Despite initially approving the operation of Gulfstream’s new flagship G650 at Colorado’s Aspen-Pitkin County Airport when it enters service, officials there have reversed their decision after a citizen’s group pointed out that the wingspan of the ultra-long-range business jet exceeds the width limit set by local code and the FAA. The airport’s management initially based its approval on the span of the wing’s lifting surface, which according to Gulfstream does not include the winglets.
Bombardier drew a huge crowd yesterday at the EBACE show as it announced two new aircraft types in the light-midsized jet segment: the Learjet 70 and 75. “We are pleased to be building on the Learjet heritage and forecast a strong recovery in the business aviation market,” declared Steve Ridolfi, president of Bombardier Business Aircraft.
Today at EBACE, Bombardier announced the Learjet 70 and 75, longer-range variant successors to the Model 40XR and 45XR. Set to enter service early next year, both jets will feature a new Bombardier Vision flight deck based on the Garmin G5000 digital avionics suite, complete with synthetic vision.
Inside, the aircraft will offer a black and white interior inherited from the Learjet 85, including new seats and an advanced cabin management system with individual pop-up touchscreen monitors.

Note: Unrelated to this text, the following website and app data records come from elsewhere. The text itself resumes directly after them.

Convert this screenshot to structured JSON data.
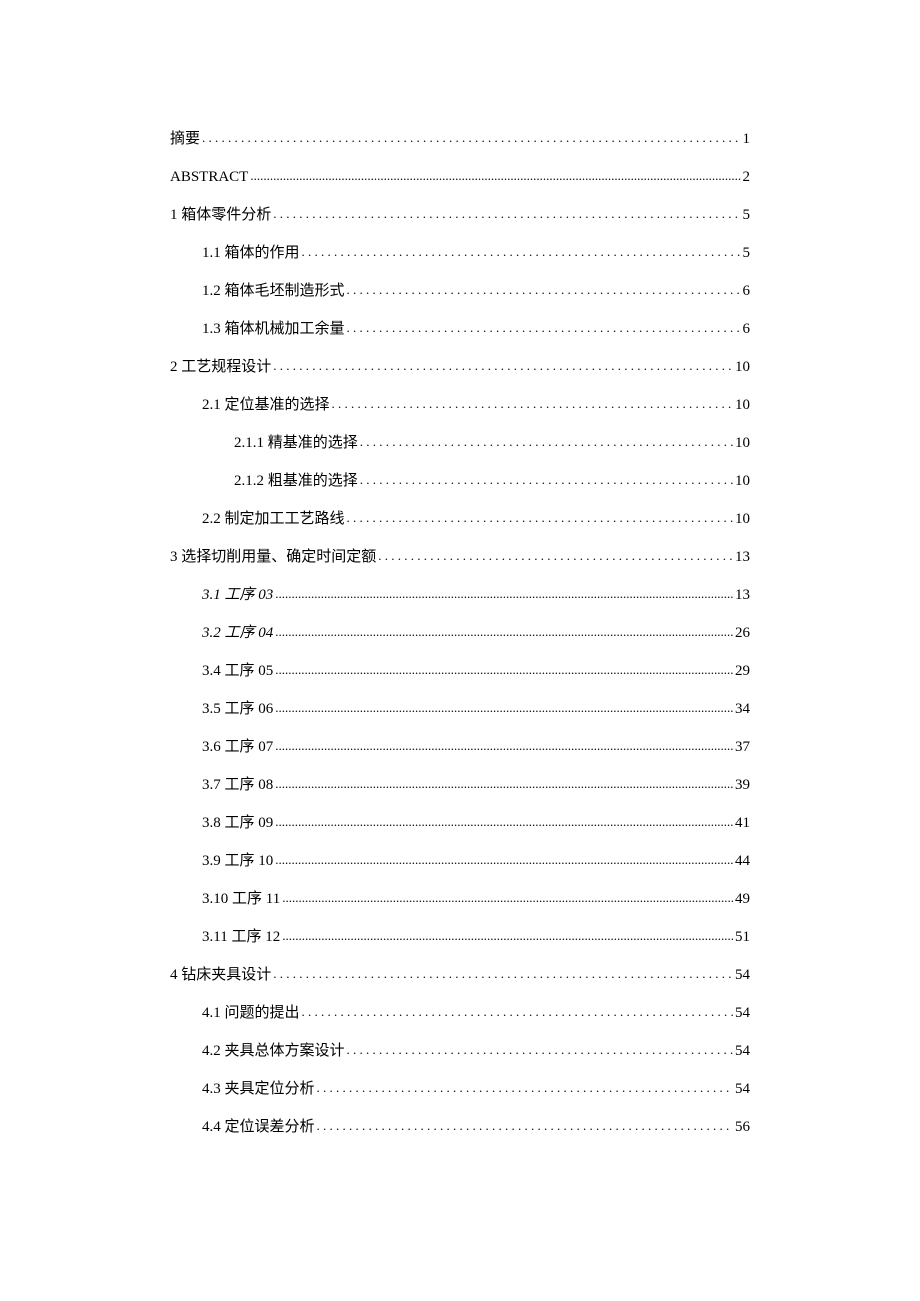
{
  "toc": [
    {
      "level": 1,
      "title": "摘要",
      "page": "1",
      "italic": false,
      "dotstyle": "sparse"
    },
    {
      "level": 1,
      "title": "ABSTRACT",
      "page": "2",
      "italic": false,
      "dotstyle": "dense"
    },
    {
      "level": 1,
      "title": "1 箱体零件分析",
      "page": "5",
      "italic": false,
      "dotstyle": "sparse",
      "gap": "num"
    },
    {
      "level": 2,
      "title": "1.1  箱体的作用",
      "page": "5",
      "italic": false,
      "dotstyle": "sparse"
    },
    {
      "level": 2,
      "title": "1.2  箱体毛坯制造形式",
      "page": "6",
      "italic": false,
      "dotstyle": "sparse"
    },
    {
      "level": 2,
      "title": "1.3  箱体机械加工余量",
      "page": "6",
      "italic": false,
      "dotstyle": "sparse"
    },
    {
      "level": 1,
      "title": "2 工艺规程设计",
      "page": "10",
      "italic": false,
      "dotstyle": "sparse",
      "gap": "num"
    },
    {
      "level": 2,
      "title": "2.1  定位基准的选择",
      "page": "10",
      "italic": false,
      "dotstyle": "sparse"
    },
    {
      "level": 3,
      "title": "2.1.1  精基准的选择",
      "page": "10",
      "italic": false,
      "dotstyle": "sparse"
    },
    {
      "level": 3,
      "title": "2.1.2  粗基准的选择",
      "page": "10",
      "italic": false,
      "dotstyle": "sparse"
    },
    {
      "level": 2,
      "title": "2.2  制定加工工艺路线",
      "page": "10",
      "italic": false,
      "dotstyle": "sparse"
    },
    {
      "level": 1,
      "title": "3 选择切削用量、确定时间定额",
      "page": "13",
      "italic": false,
      "dotstyle": "sparse",
      "gap": "num"
    },
    {
      "level": 2,
      "title": "3.1  工序 03",
      "page": "13",
      "italic": true,
      "dotstyle": "dense"
    },
    {
      "level": 2,
      "title": "3.2  工序 04",
      "page": "26",
      "italic": true,
      "dotstyle": "dense"
    },
    {
      "level": 2,
      "title": "3.4  工序 05",
      "page": "29",
      "italic": false,
      "dotstyle": "dense"
    },
    {
      "level": 2,
      "title": "3.5  工序 06",
      "page": "34",
      "italic": false,
      "dotstyle": "dense"
    },
    {
      "level": 2,
      "title": "3.6  工序 07",
      "page": "37",
      "italic": false,
      "dotstyle": "dense"
    },
    {
      "level": 2,
      "title": "3.7  工序 08",
      "page": "39",
      "italic": false,
      "dotstyle": "dense"
    },
    {
      "level": 2,
      "title": "3.8  工序 09",
      "page": "41",
      "italic": false,
      "dotstyle": "dense"
    },
    {
      "level": 2,
      "title": "3.9  工序 10",
      "page": "44",
      "italic": false,
      "dotstyle": "dense"
    },
    {
      "level": 2,
      "title": "3.10 工序 11",
      "page": "49",
      "italic": false,
      "dotstyle": "dense"
    },
    {
      "level": 2,
      "title": "3.11   工序 12",
      "page": "51",
      "italic": false,
      "dotstyle": "dense"
    },
    {
      "level": 1,
      "title": "4 钻床夹具设计",
      "page": "54",
      "italic": false,
      "dotstyle": "sparse",
      "gap": "num"
    },
    {
      "level": 2,
      "title": "4.1  问题的提出",
      "page": "54",
      "italic": false,
      "dotstyle": "sparse"
    },
    {
      "level": 2,
      "title": "4.2  夹具总体方案设计",
      "page": "54",
      "italic": false,
      "dotstyle": "sparse"
    },
    {
      "level": 2,
      "title": "4.3  夹具定位分析",
      "page": "54",
      "italic": false,
      "dotstyle": "sparse"
    },
    {
      "level": 2,
      "title": "4.4   定位误差分析",
      "page": "56",
      "italic": false,
      "dotstyle": "sparse"
    }
  ]
}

The cabins will also have LED lighting, a large baggage area and a spacious galley.
Aviation Partners (Stand 128) is introducing its Falcon 50 blended-winglet modification to the European market with the arrival of its flight test aircraft in the static display at EBACE 2012. The aircraft made the 3,129-nm trip from Seattle’s Boeing Field to Geneva International Airport with one stop, in Keflavik, Iceland, according to pilots Dave Hurley, Bo Corby and John Reinhold.

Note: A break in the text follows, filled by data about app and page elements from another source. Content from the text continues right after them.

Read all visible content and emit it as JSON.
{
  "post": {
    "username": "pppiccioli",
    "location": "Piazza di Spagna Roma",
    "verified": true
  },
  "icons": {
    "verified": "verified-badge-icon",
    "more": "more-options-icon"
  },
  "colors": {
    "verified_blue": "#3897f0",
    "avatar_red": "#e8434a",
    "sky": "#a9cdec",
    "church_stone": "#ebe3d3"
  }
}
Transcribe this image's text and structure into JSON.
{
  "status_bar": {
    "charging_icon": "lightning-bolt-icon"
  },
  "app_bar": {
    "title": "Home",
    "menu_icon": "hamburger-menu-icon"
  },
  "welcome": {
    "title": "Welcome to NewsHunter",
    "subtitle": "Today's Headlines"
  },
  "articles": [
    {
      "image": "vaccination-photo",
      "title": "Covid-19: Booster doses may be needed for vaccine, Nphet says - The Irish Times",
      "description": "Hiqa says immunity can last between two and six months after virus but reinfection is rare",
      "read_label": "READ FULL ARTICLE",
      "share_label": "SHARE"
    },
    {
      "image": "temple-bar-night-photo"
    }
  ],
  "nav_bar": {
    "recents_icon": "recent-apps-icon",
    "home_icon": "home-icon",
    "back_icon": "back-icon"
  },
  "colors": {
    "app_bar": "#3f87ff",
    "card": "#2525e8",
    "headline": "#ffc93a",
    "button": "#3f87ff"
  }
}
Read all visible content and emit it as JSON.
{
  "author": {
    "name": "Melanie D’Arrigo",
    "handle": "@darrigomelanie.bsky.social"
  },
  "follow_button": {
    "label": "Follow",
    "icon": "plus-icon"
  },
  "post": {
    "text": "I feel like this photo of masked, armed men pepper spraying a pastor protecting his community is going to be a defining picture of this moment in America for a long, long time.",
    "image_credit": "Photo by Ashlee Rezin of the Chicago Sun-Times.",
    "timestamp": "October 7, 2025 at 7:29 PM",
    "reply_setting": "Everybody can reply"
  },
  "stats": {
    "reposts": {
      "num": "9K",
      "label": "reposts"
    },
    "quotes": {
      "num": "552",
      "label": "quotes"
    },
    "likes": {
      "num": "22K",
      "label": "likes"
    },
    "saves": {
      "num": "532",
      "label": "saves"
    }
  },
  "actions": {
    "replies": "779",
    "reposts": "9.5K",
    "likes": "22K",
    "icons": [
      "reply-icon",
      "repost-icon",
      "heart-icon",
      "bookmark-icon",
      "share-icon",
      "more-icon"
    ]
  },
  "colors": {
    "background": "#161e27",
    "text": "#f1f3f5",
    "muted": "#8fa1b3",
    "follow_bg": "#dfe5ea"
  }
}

The latest Airbus ACJ319 is making its world airshow debut on the EBACE static display. Operated by Swiss-based business aviation services company Comlux (Stand 227), the aircraft can carry 19 passengers and features a cabin by the group’s outfitting arm Comlux America (see page 42).

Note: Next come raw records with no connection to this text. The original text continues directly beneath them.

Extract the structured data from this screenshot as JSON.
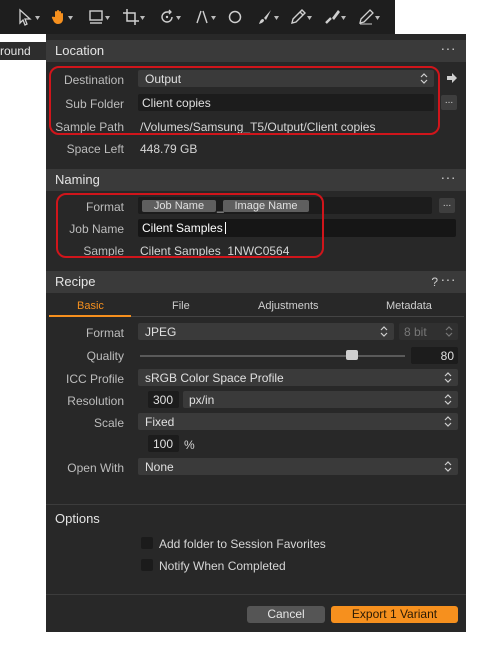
{
  "left_panel": {
    "partial_title": "round"
  },
  "location": {
    "title": "Location",
    "menu_label": "···",
    "destination_label": "Destination",
    "destination_value": "Output",
    "subfolder_label": "Sub Folder",
    "subfolder_value": "Client copies",
    "browse_label": "...",
    "sample_path_label": "Sample Path",
    "sample_path_value": "/Volumes/Samsung_T5/Output/Client copies",
    "space_left_label": "Space Left",
    "space_left_value": "448.79 GB"
  },
  "naming": {
    "title": "Naming",
    "menu_label": "···",
    "format_label": "Format",
    "format_tokens": [
      "Job Name",
      "Image Name"
    ],
    "format_separator": "_",
    "browse_label": "...",
    "job_name_label": "Job Name",
    "job_name_value": "Cilent Samples",
    "sample_label": "Sample",
    "sample_value": "Cilent Samples_1NWC0564"
  },
  "recipe": {
    "title": "Recipe",
    "help_label": "?",
    "menu_label": "···",
    "tabs": [
      "Basic",
      "File",
      "Adjustments",
      "Metadata"
    ],
    "format_label": "Format",
    "format_value": "JPEG",
    "bit_value": "8 bit",
    "quality_label": "Quality",
    "quality_value": "80",
    "quality_fraction": 0.8,
    "icc_label": "ICC Profile",
    "icc_value": "sRGB Color Space Profile",
    "resolution_label": "Resolution",
    "resolution_value": "300",
    "resolution_unit": "px/in",
    "scale_label": "Scale",
    "scale_value": "Fixed",
    "scale_percent_value": "100",
    "percent_symbol": "%",
    "open_with_label": "Open With",
    "open_with_value": "None"
  },
  "options": {
    "title": "Options",
    "checkboxes": [
      "Add folder to Session Favorites",
      "Notify When Completed"
    ]
  },
  "footer": {
    "cancel_label": "Cancel",
    "export_label": "Export 1 Variant"
  },
  "colors": {
    "accent": "#f6901e",
    "highlight_box": "#d0151b",
    "panel_bg": "#282828",
    "section_header_bg": "#3a3a3a"
  },
  "toolbar": {
    "icons": [
      "select-arrow-icon",
      "pan-hand-icon",
      "crop-ruler-icon",
      "crop-icon",
      "rotate-icon",
      "straighten-icon",
      "circle-spot-icon",
      "brush-icon",
      "eraser-pen-icon",
      "fill-icon",
      "draw-mask-icon"
    ]
  }
}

The European Aviation Safety Agency (EASA) has certified the FastFin tail rotor enhancement and stability system for installation and flight on Bell 212 helicopters. Certification for Bell 204s and 205s is imminent, and EASA approval of BLR’s best-selling Bell 412 FastFin system is in the works.
The design window “is closing” on the final configuration of the re-engined Boeing 737 Max narrowbody airliner.
Boeing unveiled a new “advanced technology winglet” design for the 737 Max on Wednesday, saying that it will provide up to an additional 1.5-percent fuel-burn advantage on top of the 10- to 12-percent improvement already advertised for the re-engined narrowbody.
Aviation Partners promoted Gary Dunn to vice president of sales and marketing. He joined the company in the mid-1990s to support the Gulfstream II blended winglet program and moved to the sales team in 2001. “Over the years he has been responsible for the sales, marketing and product introduction of virtually all our new products,” said company founder and CEO Joe Clark. “In the last two years he has taken over the marketing and advertising duties once performed by the legendary Dick Friel. He has filled those shoes well.”
Since the Falcon 2000’s introduction in 1996, Dassault has debuted several variants that built on its winning formula of combining a good-sized cabin, attractive fuel economy and range, plus pleasant flying qualities and strong resale value.